Typical issues they may face include:

  • lack of a specific agile coach to adapt agile solutions to their workflow

  • lack of understanding of agile processes and related roles and responsibilities

  • friction among team members over roles and ownership of tasks

  • lack of buy-in from members outside the agile team

  • resistance to change processes and infrastructure

  • conflicts between agile goals and other organizational objectives

Ways to address these challenges are: 

  • set clear expectations about agile commitments

  • create an educational program for agile implementation

  • ensure that key stakeholders are part of the process from the start

  • establish clear, measurable objectives

  • involve agile coaches who can facilitate workshops focused on understanding agile scenarios

  • assign specific roles and responsibilities throughout the adoption process

  • prioritize quick wins as regards agile implementation (timeboxing delivery/definition of done)

  • reward performance whenever possible.

Ultimately, success in agile adoption in non-profits or education organizations relies on cultivating an environment where collaborative process improvement is valued and respected.

Best-Practices for Implementing SCRUM in your Business

Include All Relevant Stakeholders

The first step in implementing Scrum is to identify the stakeholders in your project. Stakeholders should include those directly involved in the project and those who may have an indirect but essential role, such as donors and board members. Once identified, these stakeholders should be included in all discussions about the project and given regular updates throughout its duration. Consistent updates ensure that everyone stays informed about what's happening and has an opportunity to provide input when needed. 

Create A Product Backlog 

A product backlog is essentially a list of all tasks related to the project that need to be completed by specific due dates. This list should include significant milestones to small details like updating website content or sending out emails to potential donors. The product backlog should also include estimated due dates for each task so that everyone involved knows exactly when things need to be accomplished. Assigning responsibility for each job is also essential, so there is no ambiguity about who needs to do what.  

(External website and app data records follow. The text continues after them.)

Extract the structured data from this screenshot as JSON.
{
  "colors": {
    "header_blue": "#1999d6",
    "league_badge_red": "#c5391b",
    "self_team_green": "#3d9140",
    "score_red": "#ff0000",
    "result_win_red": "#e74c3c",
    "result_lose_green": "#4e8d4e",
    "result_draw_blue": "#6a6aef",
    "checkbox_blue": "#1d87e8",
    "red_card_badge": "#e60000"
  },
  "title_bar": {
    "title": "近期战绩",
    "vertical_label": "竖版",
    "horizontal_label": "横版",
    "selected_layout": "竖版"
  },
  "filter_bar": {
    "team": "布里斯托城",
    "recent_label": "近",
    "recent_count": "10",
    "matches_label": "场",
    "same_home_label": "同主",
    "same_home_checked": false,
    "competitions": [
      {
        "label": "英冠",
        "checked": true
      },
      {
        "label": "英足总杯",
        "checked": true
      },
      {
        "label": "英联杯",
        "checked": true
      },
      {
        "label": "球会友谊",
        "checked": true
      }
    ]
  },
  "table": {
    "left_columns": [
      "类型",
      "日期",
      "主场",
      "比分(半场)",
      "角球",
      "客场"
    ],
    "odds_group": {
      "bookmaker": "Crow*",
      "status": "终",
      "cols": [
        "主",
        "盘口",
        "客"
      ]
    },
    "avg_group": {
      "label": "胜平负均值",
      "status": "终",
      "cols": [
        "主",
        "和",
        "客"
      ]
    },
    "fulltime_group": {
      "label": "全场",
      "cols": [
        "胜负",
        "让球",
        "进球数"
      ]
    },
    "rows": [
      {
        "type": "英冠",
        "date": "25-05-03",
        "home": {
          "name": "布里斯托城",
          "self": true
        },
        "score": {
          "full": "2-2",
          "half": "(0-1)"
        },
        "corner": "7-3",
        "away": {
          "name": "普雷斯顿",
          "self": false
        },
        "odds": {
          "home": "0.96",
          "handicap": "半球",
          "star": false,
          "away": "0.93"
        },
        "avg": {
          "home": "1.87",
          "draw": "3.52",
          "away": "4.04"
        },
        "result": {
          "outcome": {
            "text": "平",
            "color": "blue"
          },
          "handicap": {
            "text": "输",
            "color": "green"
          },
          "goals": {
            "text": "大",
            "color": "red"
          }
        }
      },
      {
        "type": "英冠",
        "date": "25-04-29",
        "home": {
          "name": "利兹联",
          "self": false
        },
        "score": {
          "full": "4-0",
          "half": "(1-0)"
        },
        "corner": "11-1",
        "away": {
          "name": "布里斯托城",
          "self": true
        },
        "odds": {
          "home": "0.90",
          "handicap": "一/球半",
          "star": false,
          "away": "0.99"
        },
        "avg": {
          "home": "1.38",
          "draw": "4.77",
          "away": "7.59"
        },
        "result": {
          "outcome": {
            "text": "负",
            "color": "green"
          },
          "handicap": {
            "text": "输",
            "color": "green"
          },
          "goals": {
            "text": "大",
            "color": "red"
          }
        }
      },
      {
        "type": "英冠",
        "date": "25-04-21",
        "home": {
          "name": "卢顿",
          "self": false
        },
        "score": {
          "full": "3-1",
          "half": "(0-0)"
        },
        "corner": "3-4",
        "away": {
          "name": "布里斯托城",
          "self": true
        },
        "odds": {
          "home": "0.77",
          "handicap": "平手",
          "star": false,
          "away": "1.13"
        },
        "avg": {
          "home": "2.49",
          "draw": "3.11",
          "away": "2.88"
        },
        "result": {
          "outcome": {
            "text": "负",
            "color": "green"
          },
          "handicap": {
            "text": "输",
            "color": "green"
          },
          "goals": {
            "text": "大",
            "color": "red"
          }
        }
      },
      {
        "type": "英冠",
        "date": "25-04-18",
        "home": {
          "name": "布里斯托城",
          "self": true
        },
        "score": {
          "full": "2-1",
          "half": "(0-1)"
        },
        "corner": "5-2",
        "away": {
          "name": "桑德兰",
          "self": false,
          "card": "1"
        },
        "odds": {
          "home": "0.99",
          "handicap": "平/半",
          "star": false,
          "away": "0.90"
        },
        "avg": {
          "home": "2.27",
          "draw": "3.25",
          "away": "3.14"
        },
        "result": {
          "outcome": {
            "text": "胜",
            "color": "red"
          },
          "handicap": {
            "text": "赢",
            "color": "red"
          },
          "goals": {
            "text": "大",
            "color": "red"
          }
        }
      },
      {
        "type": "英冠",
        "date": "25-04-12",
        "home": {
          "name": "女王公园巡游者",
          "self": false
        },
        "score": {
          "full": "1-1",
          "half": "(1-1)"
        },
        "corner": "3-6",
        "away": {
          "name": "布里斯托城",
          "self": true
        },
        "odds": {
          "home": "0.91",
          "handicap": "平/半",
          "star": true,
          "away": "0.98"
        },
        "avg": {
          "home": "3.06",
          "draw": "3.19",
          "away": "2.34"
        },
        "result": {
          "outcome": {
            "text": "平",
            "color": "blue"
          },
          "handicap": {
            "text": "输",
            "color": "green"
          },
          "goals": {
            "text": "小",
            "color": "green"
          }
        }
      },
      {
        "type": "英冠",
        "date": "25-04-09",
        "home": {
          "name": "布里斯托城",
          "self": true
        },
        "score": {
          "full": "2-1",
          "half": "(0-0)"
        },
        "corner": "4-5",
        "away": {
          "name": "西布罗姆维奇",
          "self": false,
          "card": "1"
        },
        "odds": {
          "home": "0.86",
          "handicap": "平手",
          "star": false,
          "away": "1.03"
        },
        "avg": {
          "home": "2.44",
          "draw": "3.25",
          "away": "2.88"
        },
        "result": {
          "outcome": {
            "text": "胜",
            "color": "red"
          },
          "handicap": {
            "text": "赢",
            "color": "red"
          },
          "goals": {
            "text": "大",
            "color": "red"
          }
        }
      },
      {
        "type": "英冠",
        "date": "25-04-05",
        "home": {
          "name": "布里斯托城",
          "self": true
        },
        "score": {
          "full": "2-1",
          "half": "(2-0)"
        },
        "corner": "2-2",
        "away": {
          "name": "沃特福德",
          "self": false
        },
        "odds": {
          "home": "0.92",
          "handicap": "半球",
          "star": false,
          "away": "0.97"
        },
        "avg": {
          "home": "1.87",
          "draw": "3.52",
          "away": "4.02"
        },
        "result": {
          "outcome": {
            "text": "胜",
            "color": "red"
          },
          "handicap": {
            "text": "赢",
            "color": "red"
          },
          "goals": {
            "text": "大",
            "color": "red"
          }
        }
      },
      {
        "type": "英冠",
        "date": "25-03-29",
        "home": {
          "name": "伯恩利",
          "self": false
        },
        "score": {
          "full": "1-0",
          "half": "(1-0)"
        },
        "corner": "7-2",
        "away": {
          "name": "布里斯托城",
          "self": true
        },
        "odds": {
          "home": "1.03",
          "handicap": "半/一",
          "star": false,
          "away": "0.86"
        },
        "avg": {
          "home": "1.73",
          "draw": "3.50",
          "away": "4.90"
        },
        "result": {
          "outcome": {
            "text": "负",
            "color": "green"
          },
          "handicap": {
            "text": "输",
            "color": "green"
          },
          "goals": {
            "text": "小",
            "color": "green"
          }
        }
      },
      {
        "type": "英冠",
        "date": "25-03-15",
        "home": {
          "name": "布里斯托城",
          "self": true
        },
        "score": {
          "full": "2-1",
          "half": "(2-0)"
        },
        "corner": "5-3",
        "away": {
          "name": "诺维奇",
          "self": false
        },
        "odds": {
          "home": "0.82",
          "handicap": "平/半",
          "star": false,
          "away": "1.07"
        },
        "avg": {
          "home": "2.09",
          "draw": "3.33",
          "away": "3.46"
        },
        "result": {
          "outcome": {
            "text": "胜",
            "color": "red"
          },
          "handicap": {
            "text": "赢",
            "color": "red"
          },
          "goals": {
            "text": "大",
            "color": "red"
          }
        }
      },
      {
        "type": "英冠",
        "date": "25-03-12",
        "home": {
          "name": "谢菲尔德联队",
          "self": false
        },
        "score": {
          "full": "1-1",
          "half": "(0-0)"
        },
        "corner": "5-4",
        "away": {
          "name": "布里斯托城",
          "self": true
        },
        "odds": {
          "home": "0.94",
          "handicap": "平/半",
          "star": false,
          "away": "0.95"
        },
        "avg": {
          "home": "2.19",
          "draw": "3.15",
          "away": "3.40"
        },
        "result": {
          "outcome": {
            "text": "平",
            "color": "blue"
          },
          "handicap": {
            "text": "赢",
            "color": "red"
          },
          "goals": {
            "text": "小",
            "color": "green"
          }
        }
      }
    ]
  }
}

Engage Teams With Sprints 

Sprints are short bursts of intense work—usually lasting between one and three weeks—during which teams focus on completing specific goals related to the overall project goal. For example, a team might decide that their Sprint will focus on creating marketing materials or researching potential donors during a given timeframe. At the end of each Sprint, teams review their progress and make adjustments as needed before beginning another sprint focused on another set of tasks or goals related to their overall project goal. 

Sprints allow teams to break down large projects into manageable chunks, which can help keep everyone motivated and engaged throughout the project. Additionally, they allow team members to provide feedback during regular reviews so that any changes or adjustments can be made quickly, if needed, without disrupting progress too much.  

Alternatives to SCRUM

For non-profit and educational teams, agile project management tools are a great resource to achieve maximum productivity and effectiveness. While SCRUM is one of the most popular agile processes, other agile frameworks can also help increase development efficiency, reduce costs, and deliver quality results. Some alternatives to SCRUM include Kanban, Extreme Programming (XP), and Feature-Driven Development (FDD). Whereas SCRUM focuses on iterative cycles of adaptive planning, risk management, and continuous improvement mechanisms, Kanban prioritizes transportation flows through the production process, emphasizing working on one task at a time. On the other hand, XP emphasizes prioritizing customer satisfaction through frequent feedback from users, while FDD encourages communication between stakeholders to enhance development cycles with detailed design activities. With all of these possibilities to implement available to non-profit and educational teams, teams can successfully tackle any project without compromising quality or delivery commitments.